Exercise
Take each line of the records below that contains the string "JSON" and copy it.

Excerpts from an interface dataset
*****

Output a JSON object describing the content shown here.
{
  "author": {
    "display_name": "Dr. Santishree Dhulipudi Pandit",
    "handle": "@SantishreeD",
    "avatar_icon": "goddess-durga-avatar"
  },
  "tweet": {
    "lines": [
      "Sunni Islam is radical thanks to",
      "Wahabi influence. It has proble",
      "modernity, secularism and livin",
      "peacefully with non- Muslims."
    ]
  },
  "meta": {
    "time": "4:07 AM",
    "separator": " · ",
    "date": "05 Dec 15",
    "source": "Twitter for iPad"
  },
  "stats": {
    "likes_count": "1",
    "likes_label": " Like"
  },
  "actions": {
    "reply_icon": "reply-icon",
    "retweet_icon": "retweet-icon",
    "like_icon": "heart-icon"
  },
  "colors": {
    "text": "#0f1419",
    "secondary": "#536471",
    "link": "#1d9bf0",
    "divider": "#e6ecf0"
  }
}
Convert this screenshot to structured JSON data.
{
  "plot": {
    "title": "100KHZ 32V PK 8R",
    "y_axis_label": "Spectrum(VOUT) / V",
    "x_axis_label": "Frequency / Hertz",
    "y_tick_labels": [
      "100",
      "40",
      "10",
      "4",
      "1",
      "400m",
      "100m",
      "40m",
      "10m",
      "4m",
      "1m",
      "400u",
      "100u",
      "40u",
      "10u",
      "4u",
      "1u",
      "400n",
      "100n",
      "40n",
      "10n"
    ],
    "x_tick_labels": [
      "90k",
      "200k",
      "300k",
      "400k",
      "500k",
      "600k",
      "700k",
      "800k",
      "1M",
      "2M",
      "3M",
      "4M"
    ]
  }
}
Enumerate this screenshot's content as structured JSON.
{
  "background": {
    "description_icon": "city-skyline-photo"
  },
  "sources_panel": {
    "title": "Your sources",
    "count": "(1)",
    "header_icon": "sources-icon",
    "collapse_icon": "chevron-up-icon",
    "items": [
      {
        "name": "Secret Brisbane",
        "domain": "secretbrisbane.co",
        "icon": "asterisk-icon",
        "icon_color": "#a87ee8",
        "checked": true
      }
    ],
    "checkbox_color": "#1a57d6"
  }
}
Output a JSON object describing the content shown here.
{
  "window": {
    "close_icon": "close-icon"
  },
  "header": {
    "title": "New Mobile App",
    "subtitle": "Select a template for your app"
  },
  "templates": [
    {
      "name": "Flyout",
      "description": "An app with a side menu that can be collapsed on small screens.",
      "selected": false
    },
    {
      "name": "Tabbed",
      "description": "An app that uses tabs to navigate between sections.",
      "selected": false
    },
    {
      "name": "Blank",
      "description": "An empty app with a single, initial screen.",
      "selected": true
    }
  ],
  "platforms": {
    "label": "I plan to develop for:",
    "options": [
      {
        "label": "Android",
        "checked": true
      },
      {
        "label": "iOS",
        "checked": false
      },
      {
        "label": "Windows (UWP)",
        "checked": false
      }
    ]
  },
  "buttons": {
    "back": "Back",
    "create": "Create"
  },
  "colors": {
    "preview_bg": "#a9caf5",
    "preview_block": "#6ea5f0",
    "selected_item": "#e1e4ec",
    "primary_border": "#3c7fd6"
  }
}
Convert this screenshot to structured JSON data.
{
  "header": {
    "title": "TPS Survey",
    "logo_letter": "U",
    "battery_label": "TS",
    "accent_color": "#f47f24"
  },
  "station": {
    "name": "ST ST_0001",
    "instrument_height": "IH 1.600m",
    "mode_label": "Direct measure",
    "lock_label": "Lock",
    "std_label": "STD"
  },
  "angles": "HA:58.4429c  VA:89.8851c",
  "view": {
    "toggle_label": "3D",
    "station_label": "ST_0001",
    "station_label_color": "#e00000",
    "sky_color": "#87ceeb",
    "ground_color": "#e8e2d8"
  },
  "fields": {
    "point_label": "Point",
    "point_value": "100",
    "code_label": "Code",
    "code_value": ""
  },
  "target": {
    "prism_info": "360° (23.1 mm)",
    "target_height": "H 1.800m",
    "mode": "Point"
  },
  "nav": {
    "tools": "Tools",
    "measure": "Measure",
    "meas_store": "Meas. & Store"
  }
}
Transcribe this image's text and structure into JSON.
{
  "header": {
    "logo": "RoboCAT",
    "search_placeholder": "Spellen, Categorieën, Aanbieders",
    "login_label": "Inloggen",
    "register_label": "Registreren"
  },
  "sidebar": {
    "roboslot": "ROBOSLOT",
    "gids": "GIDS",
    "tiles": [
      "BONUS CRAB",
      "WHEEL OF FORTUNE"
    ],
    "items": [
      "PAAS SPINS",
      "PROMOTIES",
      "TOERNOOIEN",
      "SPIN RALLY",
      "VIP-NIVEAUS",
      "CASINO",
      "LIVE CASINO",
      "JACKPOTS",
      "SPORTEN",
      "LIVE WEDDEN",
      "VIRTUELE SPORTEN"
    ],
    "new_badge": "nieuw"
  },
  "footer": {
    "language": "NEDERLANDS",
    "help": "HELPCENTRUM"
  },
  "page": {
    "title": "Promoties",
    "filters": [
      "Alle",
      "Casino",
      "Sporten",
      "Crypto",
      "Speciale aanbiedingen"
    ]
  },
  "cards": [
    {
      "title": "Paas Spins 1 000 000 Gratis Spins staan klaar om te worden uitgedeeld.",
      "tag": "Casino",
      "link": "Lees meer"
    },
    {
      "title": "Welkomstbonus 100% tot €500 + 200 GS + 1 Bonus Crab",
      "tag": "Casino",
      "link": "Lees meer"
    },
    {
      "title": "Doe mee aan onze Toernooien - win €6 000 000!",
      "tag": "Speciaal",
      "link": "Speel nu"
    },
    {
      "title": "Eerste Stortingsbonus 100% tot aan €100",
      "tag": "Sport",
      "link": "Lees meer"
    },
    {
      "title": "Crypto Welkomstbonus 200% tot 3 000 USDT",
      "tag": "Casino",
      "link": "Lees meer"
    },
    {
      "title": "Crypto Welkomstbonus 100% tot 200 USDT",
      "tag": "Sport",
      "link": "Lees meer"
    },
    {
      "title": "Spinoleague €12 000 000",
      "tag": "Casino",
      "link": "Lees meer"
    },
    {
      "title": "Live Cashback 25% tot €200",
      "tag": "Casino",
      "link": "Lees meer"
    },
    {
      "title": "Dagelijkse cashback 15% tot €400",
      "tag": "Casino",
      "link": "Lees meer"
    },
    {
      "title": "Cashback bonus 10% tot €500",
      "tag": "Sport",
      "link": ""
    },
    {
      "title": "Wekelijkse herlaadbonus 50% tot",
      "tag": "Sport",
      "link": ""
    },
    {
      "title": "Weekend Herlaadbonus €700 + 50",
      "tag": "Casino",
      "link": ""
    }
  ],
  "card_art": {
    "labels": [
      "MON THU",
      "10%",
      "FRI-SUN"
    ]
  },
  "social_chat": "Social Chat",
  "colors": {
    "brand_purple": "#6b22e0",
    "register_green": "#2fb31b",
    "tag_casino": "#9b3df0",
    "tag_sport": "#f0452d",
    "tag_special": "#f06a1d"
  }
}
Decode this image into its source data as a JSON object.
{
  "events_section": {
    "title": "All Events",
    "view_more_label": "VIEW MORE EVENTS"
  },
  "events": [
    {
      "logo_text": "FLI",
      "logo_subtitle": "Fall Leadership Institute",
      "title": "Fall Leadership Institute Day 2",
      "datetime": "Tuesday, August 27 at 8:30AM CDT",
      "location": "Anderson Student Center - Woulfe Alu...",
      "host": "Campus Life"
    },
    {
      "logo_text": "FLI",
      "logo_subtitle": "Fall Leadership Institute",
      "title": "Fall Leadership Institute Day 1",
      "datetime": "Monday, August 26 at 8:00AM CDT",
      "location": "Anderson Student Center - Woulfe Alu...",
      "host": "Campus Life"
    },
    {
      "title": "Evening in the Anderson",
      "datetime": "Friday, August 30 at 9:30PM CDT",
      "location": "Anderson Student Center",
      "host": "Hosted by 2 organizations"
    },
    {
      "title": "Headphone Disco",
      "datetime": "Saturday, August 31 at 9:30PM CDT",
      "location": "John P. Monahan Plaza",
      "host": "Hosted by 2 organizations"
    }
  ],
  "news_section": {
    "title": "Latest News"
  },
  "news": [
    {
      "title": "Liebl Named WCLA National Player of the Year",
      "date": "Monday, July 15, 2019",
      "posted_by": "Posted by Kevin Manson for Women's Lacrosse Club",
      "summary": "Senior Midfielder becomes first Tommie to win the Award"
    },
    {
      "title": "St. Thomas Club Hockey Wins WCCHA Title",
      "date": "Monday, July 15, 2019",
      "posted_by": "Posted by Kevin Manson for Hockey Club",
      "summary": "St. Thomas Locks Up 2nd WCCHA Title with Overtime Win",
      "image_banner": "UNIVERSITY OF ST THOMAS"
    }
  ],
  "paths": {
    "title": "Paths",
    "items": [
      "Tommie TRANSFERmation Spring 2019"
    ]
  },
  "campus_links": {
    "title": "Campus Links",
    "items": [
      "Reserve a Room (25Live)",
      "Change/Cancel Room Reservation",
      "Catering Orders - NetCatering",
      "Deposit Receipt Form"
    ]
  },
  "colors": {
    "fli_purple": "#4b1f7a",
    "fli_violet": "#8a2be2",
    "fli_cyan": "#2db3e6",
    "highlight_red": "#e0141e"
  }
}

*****

Solution for this problem
Output a JSON object describing the content shown here.
Convert this screenshot to structured JSON data.
Enumerate this screenshot's content as structured JSON.
Output a JSON object describing the content shown here.
Convert this screenshot to structured JSON data.
Transcribe this image's text and structure into JSON.
Decode this image into its source data as a JSON object.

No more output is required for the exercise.